(Provided records begins)
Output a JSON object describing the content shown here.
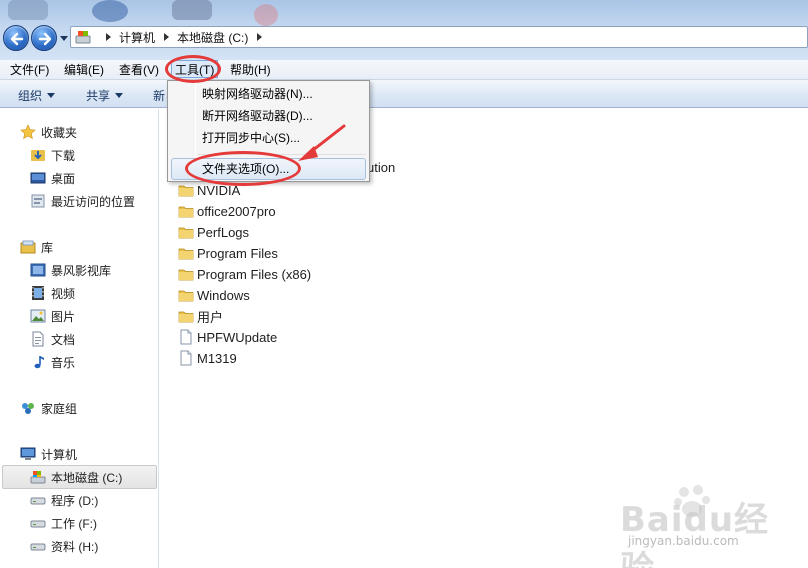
{
  "address_bar": {
    "crumbs": [
      "计算机",
      "本地磁盘 (C:)"
    ]
  },
  "menubar": {
    "items": [
      "文件(F)",
      "编辑(E)",
      "查看(V)",
      "工具(T)",
      "帮助(H)"
    ]
  },
  "command_bar": {
    "organize": "组织",
    "share": "共享",
    "new_folder_partial": "新"
  },
  "nav_pane": {
    "favorites": {
      "label": "收藏夹",
      "items": [
        "下载",
        "桌面",
        "最近访问的位置"
      ]
    },
    "libraries": {
      "label": "库",
      "items": [
        "暴风影视库",
        "视频",
        "图片",
        "文档",
        "音乐"
      ]
    },
    "homegroup": {
      "label": "家庭组"
    },
    "computer": {
      "label": "计算机",
      "items": [
        "本地磁盘 (C:)",
        "程序 (D:)",
        "工作 (F:)",
        "资料 (H:)"
      ]
    }
  },
  "content": {
    "partial_text": "ution",
    "folders": [
      "NVIDIA",
      "office2007pro",
      "PerfLogs",
      "Program Files",
      "Program Files (x86)",
      "Windows",
      "用户"
    ],
    "files": [
      "HPFWUpdate",
      "M1319"
    ]
  },
  "tools_menu": {
    "items": [
      "映射网络驱动器(N)...",
      "断开网络驱动器(D)...",
      "打开同步中心(S)...",
      "文件夹选项(O)..."
    ]
  },
  "watermark": {
    "logo": "Baidu经验",
    "url": "jingyan.baidu.com"
  },
  "colors": {
    "annotation_red": "#e53a3a",
    "folder_yellow": "#e8c04a"
  }
}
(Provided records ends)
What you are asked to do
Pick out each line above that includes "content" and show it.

The completed task
Output a JSON object describing the content shown here.
  "content": {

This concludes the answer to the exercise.